[Data records for software interfaces]
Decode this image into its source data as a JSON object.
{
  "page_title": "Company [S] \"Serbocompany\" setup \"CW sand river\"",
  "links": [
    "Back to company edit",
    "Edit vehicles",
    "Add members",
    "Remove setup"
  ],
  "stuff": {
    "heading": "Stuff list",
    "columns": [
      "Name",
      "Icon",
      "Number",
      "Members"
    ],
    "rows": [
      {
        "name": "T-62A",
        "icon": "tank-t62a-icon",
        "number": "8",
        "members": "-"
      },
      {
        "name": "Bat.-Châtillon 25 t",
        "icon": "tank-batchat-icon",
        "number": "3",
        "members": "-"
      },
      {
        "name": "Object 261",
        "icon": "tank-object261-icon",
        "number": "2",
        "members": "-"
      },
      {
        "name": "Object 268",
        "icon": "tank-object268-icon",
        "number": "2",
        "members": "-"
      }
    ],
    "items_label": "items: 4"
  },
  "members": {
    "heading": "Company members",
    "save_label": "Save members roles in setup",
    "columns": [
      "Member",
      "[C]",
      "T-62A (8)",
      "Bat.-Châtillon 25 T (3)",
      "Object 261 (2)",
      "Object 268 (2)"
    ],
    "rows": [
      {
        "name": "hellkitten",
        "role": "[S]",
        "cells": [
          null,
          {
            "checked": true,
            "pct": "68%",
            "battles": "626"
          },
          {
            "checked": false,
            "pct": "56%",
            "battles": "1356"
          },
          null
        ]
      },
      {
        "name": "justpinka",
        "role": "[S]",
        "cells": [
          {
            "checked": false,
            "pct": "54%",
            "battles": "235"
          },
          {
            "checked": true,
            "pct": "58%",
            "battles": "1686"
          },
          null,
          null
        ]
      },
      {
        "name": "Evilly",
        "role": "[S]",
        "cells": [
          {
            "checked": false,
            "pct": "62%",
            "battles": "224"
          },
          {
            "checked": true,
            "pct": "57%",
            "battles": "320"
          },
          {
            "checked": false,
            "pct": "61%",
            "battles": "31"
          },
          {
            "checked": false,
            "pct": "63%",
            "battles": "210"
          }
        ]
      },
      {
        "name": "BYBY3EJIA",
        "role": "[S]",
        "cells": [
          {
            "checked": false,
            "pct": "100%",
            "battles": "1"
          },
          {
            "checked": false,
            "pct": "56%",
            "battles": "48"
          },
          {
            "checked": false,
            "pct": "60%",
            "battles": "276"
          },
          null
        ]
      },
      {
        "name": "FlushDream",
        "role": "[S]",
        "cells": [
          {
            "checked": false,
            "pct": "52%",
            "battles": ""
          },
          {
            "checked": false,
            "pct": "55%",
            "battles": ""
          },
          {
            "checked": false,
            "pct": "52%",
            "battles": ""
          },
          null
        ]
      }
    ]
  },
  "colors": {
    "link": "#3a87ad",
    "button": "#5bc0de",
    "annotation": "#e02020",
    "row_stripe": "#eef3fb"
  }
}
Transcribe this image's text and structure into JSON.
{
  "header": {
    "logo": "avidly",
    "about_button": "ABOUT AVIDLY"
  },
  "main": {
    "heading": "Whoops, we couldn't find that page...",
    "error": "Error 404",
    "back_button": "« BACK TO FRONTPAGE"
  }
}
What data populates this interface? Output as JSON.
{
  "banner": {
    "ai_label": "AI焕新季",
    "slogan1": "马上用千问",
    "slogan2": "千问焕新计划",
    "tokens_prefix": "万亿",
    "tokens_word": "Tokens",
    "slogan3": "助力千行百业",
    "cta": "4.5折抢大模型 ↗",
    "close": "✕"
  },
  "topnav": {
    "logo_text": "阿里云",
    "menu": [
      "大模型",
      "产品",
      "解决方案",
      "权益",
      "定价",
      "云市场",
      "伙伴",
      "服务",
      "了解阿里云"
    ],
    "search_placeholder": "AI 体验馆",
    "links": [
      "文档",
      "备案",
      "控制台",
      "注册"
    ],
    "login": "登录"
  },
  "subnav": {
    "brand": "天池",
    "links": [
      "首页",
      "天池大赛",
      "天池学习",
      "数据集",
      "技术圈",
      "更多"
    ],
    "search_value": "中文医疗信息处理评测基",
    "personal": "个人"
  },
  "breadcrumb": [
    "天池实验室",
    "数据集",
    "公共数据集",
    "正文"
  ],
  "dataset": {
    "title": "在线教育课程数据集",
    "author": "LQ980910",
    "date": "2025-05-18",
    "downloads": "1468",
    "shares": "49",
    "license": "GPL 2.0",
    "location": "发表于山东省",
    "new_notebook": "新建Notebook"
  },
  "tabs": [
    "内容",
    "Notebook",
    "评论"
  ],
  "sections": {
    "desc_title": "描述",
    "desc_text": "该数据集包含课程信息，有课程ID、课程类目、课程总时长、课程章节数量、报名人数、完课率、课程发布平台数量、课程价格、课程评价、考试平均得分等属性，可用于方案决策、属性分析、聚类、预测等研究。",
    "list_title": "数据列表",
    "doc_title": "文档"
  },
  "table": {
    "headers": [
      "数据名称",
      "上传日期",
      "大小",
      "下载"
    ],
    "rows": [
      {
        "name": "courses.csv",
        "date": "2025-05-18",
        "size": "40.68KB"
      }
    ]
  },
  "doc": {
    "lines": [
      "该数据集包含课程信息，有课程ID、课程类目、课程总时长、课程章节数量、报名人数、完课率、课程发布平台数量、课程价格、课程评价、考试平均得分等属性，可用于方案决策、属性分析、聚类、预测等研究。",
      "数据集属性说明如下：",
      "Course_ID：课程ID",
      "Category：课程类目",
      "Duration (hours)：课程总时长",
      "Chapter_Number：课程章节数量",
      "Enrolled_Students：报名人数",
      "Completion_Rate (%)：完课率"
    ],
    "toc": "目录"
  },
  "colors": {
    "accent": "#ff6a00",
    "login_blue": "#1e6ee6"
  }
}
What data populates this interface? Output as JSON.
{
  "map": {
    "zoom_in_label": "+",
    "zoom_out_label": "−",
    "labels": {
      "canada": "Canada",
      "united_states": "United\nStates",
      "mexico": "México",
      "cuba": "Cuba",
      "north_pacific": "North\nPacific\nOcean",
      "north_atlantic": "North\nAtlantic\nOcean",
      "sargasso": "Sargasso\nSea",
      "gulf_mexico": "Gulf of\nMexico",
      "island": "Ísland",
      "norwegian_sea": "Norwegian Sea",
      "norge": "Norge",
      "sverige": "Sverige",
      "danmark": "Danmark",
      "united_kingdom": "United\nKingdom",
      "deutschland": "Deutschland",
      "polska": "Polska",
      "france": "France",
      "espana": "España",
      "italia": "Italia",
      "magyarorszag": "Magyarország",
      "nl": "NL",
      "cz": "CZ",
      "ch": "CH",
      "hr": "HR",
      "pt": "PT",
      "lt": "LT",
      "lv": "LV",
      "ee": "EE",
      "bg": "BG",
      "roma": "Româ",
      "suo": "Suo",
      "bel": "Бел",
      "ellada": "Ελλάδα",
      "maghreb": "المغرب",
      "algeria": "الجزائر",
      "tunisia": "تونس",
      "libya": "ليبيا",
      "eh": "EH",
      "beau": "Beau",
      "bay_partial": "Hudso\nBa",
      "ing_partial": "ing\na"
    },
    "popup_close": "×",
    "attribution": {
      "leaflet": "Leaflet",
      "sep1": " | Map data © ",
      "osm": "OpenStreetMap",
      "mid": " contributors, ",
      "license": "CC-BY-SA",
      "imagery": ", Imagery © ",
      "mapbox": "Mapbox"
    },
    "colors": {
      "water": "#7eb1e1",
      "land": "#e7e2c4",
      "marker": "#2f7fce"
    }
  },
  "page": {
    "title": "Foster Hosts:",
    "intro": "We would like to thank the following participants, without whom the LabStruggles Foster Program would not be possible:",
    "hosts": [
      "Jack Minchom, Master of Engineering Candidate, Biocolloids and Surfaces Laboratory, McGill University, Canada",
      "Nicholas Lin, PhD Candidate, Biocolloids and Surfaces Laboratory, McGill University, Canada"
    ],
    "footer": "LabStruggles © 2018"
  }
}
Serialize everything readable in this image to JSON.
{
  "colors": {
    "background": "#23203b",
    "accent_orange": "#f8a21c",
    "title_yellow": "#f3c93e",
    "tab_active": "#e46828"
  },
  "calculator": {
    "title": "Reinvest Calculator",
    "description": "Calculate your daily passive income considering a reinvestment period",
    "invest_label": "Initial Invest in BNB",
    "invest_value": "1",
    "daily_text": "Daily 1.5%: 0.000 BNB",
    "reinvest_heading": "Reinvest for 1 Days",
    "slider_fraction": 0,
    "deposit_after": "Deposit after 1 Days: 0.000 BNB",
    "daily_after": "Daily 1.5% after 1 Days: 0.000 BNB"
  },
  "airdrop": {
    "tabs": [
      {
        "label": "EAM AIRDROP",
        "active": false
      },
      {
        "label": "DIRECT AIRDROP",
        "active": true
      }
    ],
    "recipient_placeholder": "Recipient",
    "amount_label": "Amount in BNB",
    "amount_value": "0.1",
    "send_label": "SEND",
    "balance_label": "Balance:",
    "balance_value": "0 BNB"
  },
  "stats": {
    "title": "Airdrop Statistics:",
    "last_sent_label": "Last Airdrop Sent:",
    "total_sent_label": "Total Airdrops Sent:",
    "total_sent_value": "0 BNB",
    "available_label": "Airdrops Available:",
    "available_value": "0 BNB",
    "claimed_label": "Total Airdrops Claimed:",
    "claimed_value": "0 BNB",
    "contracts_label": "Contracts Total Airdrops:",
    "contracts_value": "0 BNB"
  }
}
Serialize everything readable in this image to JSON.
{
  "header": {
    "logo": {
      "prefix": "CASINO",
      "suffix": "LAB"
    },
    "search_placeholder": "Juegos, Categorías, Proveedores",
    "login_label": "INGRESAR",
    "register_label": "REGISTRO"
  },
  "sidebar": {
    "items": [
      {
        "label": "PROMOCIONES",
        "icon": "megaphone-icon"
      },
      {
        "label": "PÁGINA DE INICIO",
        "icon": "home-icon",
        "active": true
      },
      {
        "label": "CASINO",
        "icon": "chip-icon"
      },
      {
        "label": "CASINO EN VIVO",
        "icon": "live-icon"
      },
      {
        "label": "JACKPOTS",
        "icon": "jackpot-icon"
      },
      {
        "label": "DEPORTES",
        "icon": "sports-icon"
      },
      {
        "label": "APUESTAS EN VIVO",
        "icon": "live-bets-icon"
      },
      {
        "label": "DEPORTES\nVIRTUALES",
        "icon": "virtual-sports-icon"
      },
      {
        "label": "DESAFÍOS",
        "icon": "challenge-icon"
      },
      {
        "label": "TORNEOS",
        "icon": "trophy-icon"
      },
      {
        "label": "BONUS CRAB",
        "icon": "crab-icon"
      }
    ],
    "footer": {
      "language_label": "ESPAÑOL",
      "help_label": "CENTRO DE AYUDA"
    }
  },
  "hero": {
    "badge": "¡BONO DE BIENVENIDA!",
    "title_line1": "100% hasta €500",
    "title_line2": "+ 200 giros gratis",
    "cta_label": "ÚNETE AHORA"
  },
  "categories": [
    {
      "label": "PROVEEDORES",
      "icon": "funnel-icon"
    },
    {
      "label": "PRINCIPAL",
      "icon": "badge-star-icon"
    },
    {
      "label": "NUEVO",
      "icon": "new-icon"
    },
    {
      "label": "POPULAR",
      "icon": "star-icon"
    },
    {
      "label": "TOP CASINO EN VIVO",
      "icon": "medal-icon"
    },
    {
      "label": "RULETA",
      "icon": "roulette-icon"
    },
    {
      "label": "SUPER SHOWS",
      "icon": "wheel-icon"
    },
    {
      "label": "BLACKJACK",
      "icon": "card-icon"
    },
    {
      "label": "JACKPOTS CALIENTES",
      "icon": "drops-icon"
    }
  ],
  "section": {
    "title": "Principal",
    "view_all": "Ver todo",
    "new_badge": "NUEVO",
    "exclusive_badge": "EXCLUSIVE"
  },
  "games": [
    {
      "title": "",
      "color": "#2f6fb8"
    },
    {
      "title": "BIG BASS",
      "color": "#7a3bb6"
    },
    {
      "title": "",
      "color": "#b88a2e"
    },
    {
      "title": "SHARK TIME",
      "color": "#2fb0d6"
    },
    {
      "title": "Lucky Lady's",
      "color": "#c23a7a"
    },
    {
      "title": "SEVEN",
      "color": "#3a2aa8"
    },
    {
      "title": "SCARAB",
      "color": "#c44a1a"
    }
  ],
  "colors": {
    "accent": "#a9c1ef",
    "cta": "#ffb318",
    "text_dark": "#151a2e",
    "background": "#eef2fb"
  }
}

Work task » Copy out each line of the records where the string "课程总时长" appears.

Answer to this task »
    "desc_text": "该数据集包含课程信息，有课程ID、课程类目、课程总时长、课程章节数量、报名人数、完课率、课程发布平台数量、课程价格、课程评价、考试平均得分等属性，可用于方案决策、属性分析、聚类、预测等研究。",
      "该数据集包含课程信息，有课程ID、课程类目、课程总时长、课程章节数量、报名人数、完课率、课程发布平台数量、课程价格、课程评价、考试平均得分等属性，可用于方案决策、属性分析、聚类、预测等研究。",
      "Duration (hours)：课程总时长",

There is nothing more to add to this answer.